New research shows that the neurotransmitter GABA, which has been connected to autism, is involved in the production of unwanted thoughts. Specifically, hippocampal GABA (would anyone be surprised to learn the hippocampus is also involved in autism?).

“Our ability to control our thoughts is fundamental to our wellbeing,” explains Professor Michael Anderson from the Medical Research Council Cognition and Brain Sciences Unit at the University of Cambridge. “When this capacity breaks down, it causes some of the most debilitating symptoms of psychiatric diseases: intrusive memories, images, hallucinations, ruminations, and pathological and persistent worries. These are all key symptoms of mental illnesses such as PTSD, schizophrenia, depression, and anxiety.”

I have always had a hard time suppressing thoughts, and I have been known to go over and over and over and over and over situations, replaying them and thinking of everything I could have and should have said. You may note other typically autistic symptoms in Dr. Anderson’s list, most notably anxiety.

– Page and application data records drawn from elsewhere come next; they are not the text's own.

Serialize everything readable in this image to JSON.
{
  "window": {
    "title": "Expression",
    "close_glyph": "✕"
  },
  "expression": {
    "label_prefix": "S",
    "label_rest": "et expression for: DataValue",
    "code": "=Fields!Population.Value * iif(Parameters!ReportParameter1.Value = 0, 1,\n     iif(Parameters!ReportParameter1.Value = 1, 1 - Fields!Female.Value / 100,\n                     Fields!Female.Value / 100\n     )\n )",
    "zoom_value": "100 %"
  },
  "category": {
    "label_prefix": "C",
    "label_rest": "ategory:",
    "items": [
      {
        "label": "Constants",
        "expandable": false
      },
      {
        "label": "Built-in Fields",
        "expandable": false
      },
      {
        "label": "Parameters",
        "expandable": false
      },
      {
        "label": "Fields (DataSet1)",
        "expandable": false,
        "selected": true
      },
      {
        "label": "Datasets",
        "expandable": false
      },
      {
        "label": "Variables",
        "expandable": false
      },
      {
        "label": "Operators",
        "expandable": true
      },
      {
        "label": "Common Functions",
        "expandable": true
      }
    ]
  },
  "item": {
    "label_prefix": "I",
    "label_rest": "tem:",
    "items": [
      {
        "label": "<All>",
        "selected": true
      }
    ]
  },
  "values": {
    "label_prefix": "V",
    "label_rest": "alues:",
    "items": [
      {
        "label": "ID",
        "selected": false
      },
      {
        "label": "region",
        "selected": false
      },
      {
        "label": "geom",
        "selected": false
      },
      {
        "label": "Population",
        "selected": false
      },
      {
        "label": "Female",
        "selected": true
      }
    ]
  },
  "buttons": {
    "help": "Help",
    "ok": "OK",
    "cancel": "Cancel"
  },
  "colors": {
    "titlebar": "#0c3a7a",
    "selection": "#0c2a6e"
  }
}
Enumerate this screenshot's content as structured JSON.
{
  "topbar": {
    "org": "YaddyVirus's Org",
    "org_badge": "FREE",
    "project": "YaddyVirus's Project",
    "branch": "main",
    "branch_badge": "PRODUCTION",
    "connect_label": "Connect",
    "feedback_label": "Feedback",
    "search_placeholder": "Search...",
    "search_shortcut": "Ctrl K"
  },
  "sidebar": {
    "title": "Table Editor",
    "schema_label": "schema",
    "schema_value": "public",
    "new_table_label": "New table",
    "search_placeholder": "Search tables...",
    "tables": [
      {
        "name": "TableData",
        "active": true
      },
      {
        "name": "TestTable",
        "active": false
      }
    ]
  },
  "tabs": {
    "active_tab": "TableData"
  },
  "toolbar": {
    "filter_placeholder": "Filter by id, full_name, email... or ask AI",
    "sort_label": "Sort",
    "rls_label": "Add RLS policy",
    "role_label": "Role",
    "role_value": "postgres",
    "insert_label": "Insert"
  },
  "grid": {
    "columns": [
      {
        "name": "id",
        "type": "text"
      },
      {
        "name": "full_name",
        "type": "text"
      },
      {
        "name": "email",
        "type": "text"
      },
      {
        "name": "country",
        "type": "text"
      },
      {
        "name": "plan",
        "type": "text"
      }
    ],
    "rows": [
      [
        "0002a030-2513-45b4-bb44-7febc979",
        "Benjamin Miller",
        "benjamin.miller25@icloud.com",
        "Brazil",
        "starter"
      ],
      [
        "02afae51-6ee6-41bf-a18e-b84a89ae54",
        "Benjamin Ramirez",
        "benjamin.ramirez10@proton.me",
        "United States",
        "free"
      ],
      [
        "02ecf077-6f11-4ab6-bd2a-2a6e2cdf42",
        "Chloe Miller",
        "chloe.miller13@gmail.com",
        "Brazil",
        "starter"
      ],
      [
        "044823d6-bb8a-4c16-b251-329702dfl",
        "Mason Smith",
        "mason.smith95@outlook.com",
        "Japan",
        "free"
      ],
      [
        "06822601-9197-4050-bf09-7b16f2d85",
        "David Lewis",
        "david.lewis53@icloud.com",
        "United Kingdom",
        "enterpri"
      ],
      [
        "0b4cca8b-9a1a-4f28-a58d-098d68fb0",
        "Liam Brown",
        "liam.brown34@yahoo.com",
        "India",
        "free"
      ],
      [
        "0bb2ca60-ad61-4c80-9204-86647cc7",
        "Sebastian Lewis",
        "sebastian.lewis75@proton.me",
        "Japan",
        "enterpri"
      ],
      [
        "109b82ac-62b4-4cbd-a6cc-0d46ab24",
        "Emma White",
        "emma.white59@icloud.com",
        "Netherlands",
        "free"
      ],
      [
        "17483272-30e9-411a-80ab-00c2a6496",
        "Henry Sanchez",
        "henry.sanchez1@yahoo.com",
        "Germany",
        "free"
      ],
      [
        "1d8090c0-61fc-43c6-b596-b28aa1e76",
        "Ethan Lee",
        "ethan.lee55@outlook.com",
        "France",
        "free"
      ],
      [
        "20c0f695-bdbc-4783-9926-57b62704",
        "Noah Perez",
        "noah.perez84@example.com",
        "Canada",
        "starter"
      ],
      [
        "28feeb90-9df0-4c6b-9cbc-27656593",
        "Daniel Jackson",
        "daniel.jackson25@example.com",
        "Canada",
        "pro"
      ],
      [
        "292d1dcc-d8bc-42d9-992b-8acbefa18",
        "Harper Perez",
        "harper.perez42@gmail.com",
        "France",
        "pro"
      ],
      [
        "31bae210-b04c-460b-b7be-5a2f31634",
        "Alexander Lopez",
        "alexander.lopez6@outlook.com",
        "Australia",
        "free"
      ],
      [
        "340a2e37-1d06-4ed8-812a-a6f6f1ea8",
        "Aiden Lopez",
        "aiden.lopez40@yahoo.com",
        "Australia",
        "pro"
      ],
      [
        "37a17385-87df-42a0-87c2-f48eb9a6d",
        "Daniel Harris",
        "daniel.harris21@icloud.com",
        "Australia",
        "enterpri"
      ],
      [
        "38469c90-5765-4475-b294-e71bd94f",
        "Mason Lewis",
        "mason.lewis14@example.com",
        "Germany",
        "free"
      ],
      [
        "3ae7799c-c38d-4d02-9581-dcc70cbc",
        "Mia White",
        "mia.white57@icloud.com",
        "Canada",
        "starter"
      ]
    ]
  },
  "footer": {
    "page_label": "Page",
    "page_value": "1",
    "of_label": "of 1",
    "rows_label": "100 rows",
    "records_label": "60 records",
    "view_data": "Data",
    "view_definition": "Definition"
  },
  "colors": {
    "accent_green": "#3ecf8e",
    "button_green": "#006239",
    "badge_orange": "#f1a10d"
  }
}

The inability to control one’s thoughts is likely related to the weak executive functioning we on the spectrum have as well. After all, weak executive functioning makes it hard to not only control one’s thoughts, but to control expressing those same thoughts. While they may be two different systems, would it be surprising if it were found they were connected?